**ACTIVITY**
Reproduce all of the data exactly.

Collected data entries

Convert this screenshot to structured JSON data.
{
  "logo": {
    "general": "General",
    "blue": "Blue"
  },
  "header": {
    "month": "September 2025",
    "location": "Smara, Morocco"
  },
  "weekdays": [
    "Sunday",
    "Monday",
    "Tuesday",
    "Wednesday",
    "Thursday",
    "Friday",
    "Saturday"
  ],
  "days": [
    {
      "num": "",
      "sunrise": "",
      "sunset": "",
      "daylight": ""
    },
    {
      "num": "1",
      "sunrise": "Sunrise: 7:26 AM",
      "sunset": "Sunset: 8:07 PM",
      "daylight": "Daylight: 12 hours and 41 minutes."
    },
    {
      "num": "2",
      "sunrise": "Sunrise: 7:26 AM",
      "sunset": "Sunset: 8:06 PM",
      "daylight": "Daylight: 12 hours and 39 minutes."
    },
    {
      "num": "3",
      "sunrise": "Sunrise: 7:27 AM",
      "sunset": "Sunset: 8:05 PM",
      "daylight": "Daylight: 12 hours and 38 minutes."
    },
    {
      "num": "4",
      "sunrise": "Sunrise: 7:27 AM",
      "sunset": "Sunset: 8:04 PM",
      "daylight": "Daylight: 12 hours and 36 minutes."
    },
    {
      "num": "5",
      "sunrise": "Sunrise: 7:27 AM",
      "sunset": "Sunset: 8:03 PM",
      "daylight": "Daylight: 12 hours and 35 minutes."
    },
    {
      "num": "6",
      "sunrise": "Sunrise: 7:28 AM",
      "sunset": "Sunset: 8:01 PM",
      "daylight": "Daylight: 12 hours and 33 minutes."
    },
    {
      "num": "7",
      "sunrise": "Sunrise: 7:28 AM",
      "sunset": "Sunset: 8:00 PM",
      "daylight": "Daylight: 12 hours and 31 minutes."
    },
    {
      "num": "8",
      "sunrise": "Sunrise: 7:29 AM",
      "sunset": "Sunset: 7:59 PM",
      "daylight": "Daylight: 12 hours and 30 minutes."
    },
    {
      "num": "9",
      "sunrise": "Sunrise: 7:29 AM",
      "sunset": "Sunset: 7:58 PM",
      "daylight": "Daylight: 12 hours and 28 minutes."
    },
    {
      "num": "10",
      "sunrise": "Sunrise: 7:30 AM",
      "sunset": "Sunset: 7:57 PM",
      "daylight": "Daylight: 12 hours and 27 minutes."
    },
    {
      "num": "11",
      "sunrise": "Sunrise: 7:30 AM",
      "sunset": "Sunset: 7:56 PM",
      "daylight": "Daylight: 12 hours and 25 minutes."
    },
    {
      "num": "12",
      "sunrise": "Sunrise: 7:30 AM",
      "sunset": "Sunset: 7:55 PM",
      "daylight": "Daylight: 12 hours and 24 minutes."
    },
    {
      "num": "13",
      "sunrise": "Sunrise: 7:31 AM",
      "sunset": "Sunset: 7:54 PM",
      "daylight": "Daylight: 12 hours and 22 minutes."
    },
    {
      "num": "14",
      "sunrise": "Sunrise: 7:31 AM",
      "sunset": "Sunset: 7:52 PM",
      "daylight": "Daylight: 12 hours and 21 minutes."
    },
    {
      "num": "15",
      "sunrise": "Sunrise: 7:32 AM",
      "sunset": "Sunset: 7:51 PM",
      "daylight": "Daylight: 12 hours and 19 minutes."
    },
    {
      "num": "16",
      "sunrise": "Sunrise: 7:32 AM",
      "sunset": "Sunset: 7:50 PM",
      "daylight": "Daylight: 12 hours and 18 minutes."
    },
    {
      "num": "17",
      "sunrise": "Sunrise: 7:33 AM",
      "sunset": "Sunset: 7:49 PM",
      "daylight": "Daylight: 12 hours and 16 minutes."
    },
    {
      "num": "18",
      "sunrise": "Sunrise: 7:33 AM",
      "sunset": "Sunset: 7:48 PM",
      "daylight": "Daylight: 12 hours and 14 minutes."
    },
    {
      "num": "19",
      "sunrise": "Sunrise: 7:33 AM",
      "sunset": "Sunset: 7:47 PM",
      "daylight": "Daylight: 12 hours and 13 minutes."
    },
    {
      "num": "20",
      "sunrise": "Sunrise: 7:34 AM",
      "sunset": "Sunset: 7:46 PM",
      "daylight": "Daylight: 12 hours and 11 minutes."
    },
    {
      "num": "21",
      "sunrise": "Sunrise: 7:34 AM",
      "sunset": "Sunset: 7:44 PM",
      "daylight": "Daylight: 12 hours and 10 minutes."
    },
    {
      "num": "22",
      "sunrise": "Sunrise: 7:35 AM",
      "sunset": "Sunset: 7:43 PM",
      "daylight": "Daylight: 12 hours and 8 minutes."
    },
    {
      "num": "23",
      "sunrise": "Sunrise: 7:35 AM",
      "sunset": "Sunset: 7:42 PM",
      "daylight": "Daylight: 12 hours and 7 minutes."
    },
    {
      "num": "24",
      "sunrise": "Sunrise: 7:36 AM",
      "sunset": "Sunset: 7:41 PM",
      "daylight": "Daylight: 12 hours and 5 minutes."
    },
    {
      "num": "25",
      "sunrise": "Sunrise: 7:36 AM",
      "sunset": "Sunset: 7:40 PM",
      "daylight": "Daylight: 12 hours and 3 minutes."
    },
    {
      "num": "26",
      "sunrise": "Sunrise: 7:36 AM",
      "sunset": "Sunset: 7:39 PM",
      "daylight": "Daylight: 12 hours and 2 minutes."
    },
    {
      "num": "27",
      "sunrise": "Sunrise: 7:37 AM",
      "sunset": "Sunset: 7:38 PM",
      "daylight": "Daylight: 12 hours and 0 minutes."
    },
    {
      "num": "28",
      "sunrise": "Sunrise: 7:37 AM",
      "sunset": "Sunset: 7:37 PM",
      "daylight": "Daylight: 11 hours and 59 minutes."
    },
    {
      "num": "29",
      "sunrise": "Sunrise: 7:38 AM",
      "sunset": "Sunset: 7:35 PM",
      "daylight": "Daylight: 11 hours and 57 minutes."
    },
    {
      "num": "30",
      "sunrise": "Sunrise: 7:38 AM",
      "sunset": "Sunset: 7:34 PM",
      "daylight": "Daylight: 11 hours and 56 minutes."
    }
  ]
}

**EXERCISE SOLUTION**
Convert this screenshot to structured JSON data.
{
  "logo": {
    "general": "General",
    "blue": "Blue"
  },
  "header": {
    "month": "September 2025",
    "location": "Smara, Morocco"
  },
  "weekdays": [
    "Sunday",
    "Monday",
    "Tuesday",
    "Wednesday",
    "Thursday",
    "Friday",
    "Saturday"
  ],
  "days": [
    {
      "num": "",
      "sunrise": "",
      "sunset": "",
      "daylight": ""
    },
    {
      "num": "1",
      "sunrise": "Sunrise: 7:26 AM",
      "sunset": "Sunset: 8:07 PM",
      "daylight": "Daylight: 12 hours and 41 minutes."
    },
    {
      "num": "2",
      "sunrise": "Sunrise: 7:26 AM",
      "sunset": "Sunset: 8:06 PM",
      "daylight": "Daylight: 12 hours and 39 minutes."
    },
    {
      "num": "3",
      "sunrise": "Sunrise: 7:27 AM",
      "sunset": "Sunset: 8:05 PM",
      "daylight": "Daylight: 12 hours and 38 minutes."
    },
    {
      "num": "4",
      "sunrise": "Sunrise: 7:27 AM",
      "sunset": "Sunset: 8:04 PM",
      "daylight": "Daylight: 12 hours and 36 minutes."
    },
    {
      "num": "5",
      "sunrise": "Sunrise: 7:27 AM",
      "sunset": "Sunset: 8:03 PM",
      "daylight": "Daylight: 12 hours and 35 minutes."
    },
    {
      "num": "6",
      "sunrise": "Sunrise: 7:28 AM",
      "sunset": "Sunset: 8:01 PM",
      "daylight": "Daylight: 12 hours and 33 minutes."
    },
    {
      "num": "7",
      "sunrise": "Sunrise: 7:28 AM",
      "sunset": "Sunset: 8:00 PM",
      "daylight": "Daylight: 12 hours and 31 minutes."
    },
    {
      "num": "8",
      "sunrise": "Sunrise: 7:29 AM",
      "sunset": "Sunset: 7:59 PM",
      "daylight": "Daylight: 12 hours and 30 minutes."
    },
    {
      "num": "9",
      "sunrise": "Sunrise: 7:29 AM",
      "sunset": "Sunset: 7:58 PM",
      "daylight": "Daylight: 12 hours and 28 minutes."
    },
    {
      "num": "10",
      "sunrise": "Sunrise: 7:30 AM",
      "sunset": "Sunset: 7:57 PM",
      "daylight": "Daylight: 12 hours and 27 minutes."
    },
    {
      "num": "11",
      "sunrise": "Sunrise: 7:30 AM",
      "sunset": "Sunset: 7:56 PM",
      "daylight": "Daylight: 12 hours and 25 minutes."
    },
    {
      "num": "12",
      "sunrise": "Sunrise: 7:30 AM",
      "sunset": "Sunset: 7:55 PM",
      "daylight": "Daylight: 12 hours and 24 minutes."
    },
    {
      "num": "13",
      "sunrise": "Sunrise: 7:31 AM",
      "sunset": "Sunset: 7:54 PM",
      "daylight": "Daylight: 12 hours and 22 minutes."
    },
    {
      "num": "14",
      "sunrise": "Sunrise: 7:31 AM",
      "sunset": "Sunset: 7:52 PM",
      "daylight": "Daylight: 12 hours and 21 minutes."
    },
    {
      "num": "15",
      "sunrise": "Sunrise: 7:32 AM",
      "sunset": "Sunset: 7:51 PM",
      "daylight": "Daylight: 12 hours and 19 minutes."
    },
    {
      "num": "16",
      "sunrise": "Sunrise: 7:32 AM",
      "sunset": "Sunset: 7:50 PM",
      "daylight": "Daylight: 12 hours and 18 minutes."
    },
    {
      "num": "17",
      "sunrise": "Sunrise: 7:33 AM",
      "sunset": "Sunset: 7:49 PM",
      "daylight": "Daylight: 12 hours and 16 minutes."
    },
    {
      "num": "18",
      "sunrise": "Sunrise: 7:33 AM",
      "sunset": "Sunset: 7:48 PM",
      "daylight": "Daylight: 12 hours and 14 minutes."
    },
    {
      "num": "19",
      "sunrise": "Sunrise: 7:33 AM",
      "sunset": "Sunset: 7:47 PM",
      "daylight": "Daylight: 12 hours and 13 minutes."
    },
    {
      "num": "20",
      "sunrise": "Sunrise: 7:34 AM",
      "sunset": "Sunset: 7:46 PM",
      "daylight": "Daylight: 12 hours and 11 minutes."
    },
    {
      "num": "21",
      "sunrise": "Sunrise: 7:34 AM",
      "sunset": "Sunset: 7:44 PM",
      "daylight": "Daylight: 12 hours and 10 minutes."
    },
    {
      "num": "22",
      "sunrise": "Sunrise: 7:35 AM",
      "sunset": "Sunset: 7:43 PM",
      "daylight": "Daylight: 12 hours and 8 minutes."
    },
    {
      "num": "23",
      "sunrise": "Sunrise: 7:35 AM",
      "sunset": "Sunset: 7:42 PM",
      "daylight": "Daylight: 12 hours and 7 minutes."
    },
    {
      "num": "24",
      "sunrise": "Sunrise: 7:36 AM",
      "sunset": "Sunset: 7:41 PM",
      "daylight": "Daylight: 12 hours and 5 minutes."
    },
    {
      "num": "25",
      "sunrise": "Sunrise: 7:36 AM",
      "sunset": "Sunset: 7:40 PM",
      "daylight": "Daylight: 12 hours and 3 minutes."
    },
    {
      "num": "26",
      "sunrise": "Sunrise: 7:36 AM",
      "sunset": "Sunset: 7:39 PM",
      "daylight": "Daylight: 12 hours and 2 minutes."
    },
    {
      "num": "27",
      "sunrise": "Sunrise: 7:37 AM",
      "sunset": "Sunset: 7:38 PM",
      "daylight": "Daylight: 12 hours and 0 minutes."
    },
    {
      "num": "28",
      "sunrise": "Sunrise: 7:37 AM",
      "sunset": "Sunset: 7:37 PM",
      "daylight": "Daylight: 11 hours and 59 minutes."
    },
    {
      "num": "29",
      "sunrise": "Sunrise: 7:38 AM",
      "sunset": "Sunset: 7:35 PM",
      "daylight": "Daylight: 11 hours and 57 minutes."
    },
    {
      "num": "30",
      "sunrise": "Sunrise: 7:38 AM",
      "sunset": "Sunset: 7:34 PM",
      "daylight": "Daylight: 11 hours and 56 minutes."
    }
  ]
}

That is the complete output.